From record lows in April, the Perth property market has made a “surprisingly” quick recovery according to Reiwa president Damian Collins.
“I think the market has ridden a rollercoaster wave of confidence,” he said.
“April had the lowest transactions on record.
“What’s interesting is how quickly, in the last week of April and coming into May, things have bounced back.
“It’s been surprisingly positive and it’s happened surprisingly quicker than we could have thought six or seven weeks ago.”
There were 527 sales in the week ending May 10, 32.7 per cent higher than the week before and just short of double the 264 sales recorded a four weeks ago.
The number of sales is on par with the same time last year and Mr Collins said while Perth was experiencing an “ordinary market” then, it was still a positive sign.
Another positive sign for ongoing improvement was stock levels, which were decreasing before COVID-19 and have continued to decline through April.
Mr Collins said the number of homes for sale and rent were at the lowest levels since 2014.
The number of Perth homes listed for sale on reiwa.com was 11,611 at the end of last week, 30 per cent lower than a year ago.
There were 5420 homes listed for rent, 23 per cent lower than 12 month ago.
“(Listings) are even lower than they were in February and early March when we were having a much better market,” Mr Collins said.
“Speaking to agents over the weekend it was pretty buoyant, there is activity, there’s just not enough properties around for lease or sale.”
Supporting the market’s rapid bounceback was pent-up demand, which has led to the decline in stock, the quick return to almost-normal life and Perth’s housing affordability.
“(Earlier this year) the demand was there, rents were starting to increase, prices were increasing and we were kicking off into a better market,” Mr Collins said.
“Then of course when COVID came it scared everybody; the headlines originally were we’re going to have 20 per cent unemployment, prices were going to drop X per cent and people got fearful.
“Now they’re realising that’s not going to happen.
“We’re not going to have that bad a market in WA, we’re not going to have that unemployment, even hospitality, we’re opening up cafes next week, albeit with only 20 people, but things are starting to get back to normal and it’s just giving people that confidence again.”
When it came to affordability Mr Collins said Perth prices were the lowest they have been since 2013.
“When you look at our affordability across the country we’re the most affordable capital city by a long way,” he said.
“Our (average) income is higher than pretty much every capital city, including Sydney and Melbourne, and yet our house prices are half of Sydney and about 30 per cent per cent lower than Melbourne.

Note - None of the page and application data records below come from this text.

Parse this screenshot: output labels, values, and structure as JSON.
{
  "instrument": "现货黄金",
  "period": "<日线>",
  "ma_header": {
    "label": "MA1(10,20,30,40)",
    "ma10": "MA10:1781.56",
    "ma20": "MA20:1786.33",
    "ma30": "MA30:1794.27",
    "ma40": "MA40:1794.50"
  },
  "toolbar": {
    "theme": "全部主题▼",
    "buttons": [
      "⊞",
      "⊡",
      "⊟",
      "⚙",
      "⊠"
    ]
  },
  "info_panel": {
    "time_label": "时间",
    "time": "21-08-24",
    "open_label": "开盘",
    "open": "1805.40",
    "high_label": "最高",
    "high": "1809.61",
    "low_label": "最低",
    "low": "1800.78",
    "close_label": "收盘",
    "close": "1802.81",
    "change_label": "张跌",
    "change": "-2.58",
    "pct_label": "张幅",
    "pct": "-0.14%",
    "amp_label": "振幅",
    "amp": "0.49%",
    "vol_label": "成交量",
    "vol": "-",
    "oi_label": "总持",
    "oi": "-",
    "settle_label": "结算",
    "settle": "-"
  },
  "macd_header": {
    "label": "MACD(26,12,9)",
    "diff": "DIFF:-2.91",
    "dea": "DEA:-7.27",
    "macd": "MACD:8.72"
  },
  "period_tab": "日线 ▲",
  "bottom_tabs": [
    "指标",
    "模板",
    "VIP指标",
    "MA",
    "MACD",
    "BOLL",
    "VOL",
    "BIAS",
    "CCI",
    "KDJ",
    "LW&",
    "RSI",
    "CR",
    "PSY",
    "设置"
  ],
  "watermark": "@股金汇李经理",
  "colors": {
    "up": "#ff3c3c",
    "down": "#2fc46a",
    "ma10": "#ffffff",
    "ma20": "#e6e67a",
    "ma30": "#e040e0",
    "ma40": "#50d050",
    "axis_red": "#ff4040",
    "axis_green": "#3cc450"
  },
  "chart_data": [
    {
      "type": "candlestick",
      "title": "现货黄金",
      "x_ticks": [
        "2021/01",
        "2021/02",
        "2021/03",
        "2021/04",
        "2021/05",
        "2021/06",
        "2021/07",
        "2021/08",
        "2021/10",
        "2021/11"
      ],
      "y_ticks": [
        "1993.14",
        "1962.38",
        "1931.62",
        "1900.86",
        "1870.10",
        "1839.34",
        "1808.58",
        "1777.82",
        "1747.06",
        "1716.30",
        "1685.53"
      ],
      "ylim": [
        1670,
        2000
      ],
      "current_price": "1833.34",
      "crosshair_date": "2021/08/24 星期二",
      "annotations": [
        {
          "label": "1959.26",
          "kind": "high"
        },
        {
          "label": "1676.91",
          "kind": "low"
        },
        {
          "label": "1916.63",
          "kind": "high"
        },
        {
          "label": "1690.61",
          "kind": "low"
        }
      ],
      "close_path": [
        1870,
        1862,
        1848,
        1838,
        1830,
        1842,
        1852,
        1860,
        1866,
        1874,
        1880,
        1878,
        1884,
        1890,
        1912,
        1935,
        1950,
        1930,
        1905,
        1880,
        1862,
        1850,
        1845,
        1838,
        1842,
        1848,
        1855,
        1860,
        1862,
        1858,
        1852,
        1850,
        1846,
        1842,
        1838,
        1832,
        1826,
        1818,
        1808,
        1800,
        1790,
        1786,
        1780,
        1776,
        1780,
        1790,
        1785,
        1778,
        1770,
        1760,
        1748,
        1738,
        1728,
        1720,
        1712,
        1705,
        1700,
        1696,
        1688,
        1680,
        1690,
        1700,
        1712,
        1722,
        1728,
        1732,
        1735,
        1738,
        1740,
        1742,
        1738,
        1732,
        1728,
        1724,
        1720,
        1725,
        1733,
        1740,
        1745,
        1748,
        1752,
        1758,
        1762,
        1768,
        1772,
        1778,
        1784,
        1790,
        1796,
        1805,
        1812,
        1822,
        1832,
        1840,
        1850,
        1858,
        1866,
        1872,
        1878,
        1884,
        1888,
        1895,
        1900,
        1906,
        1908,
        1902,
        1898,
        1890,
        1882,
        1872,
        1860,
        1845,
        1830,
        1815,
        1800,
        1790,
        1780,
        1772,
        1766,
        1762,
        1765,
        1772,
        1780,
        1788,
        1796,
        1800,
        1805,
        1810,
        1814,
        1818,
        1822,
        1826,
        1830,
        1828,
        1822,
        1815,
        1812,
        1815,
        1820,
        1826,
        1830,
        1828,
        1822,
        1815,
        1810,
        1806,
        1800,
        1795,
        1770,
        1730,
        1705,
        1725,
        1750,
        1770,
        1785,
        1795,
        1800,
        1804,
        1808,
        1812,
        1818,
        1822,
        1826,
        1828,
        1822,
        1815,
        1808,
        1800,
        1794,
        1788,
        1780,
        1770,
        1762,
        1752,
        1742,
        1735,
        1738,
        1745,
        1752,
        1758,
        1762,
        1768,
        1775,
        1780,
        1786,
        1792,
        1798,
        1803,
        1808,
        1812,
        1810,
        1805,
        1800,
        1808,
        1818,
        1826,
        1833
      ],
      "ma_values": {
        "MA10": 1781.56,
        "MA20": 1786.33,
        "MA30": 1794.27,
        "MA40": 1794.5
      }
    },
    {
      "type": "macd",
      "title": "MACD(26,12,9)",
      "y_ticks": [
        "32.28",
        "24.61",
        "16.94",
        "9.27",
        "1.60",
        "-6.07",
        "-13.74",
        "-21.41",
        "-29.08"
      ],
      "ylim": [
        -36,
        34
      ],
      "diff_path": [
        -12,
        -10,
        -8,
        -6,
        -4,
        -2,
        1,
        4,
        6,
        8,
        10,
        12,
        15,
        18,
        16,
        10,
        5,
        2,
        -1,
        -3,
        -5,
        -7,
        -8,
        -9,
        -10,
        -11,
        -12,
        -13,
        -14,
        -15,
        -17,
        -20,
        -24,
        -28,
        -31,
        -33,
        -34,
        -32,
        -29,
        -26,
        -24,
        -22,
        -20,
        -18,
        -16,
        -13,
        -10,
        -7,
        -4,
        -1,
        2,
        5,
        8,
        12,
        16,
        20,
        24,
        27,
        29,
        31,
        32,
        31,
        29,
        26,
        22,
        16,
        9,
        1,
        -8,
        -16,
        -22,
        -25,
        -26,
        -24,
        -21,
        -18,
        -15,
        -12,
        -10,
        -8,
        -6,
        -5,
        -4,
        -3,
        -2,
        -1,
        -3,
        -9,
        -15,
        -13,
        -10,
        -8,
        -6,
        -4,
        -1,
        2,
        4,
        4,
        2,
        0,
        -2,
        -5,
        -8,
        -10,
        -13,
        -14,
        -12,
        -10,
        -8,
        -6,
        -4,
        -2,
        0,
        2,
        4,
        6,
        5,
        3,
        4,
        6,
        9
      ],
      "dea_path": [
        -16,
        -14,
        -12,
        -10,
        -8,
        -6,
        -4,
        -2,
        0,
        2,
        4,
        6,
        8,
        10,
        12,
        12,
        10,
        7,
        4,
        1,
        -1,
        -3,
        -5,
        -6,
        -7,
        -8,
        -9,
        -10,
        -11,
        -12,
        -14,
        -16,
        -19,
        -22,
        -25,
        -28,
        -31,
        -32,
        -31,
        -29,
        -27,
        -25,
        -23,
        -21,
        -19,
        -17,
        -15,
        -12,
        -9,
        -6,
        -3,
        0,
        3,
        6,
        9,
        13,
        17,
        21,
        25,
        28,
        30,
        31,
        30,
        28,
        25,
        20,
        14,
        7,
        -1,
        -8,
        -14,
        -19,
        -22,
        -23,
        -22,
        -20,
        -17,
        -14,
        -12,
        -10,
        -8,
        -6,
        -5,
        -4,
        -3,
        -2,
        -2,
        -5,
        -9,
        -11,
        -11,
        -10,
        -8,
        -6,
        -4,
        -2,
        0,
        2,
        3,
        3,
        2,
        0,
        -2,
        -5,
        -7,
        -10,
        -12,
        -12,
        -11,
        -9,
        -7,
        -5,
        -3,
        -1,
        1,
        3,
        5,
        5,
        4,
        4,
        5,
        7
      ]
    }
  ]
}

“And the median price in Adelaide is about the same as Perth, yet our income on average is 25-30 per cent higher.
“There’s pent up demand, the oversupply has gone, people are looking at getting a loan for 2.29 per cent and they’re just thinking, maybe it’s not a bad time.”
Mr Collins said, compared to March, when WA went into lockdown and restrictions were imposed on the property market, there was now more confidence the market would hold its own.
“If we continue to have an economic recovery and the economy continues to go back to normal, certainly the market could hold,” he said.
“I think the risk that was looking significant on April 1 is probably not looking very significant at this stage.”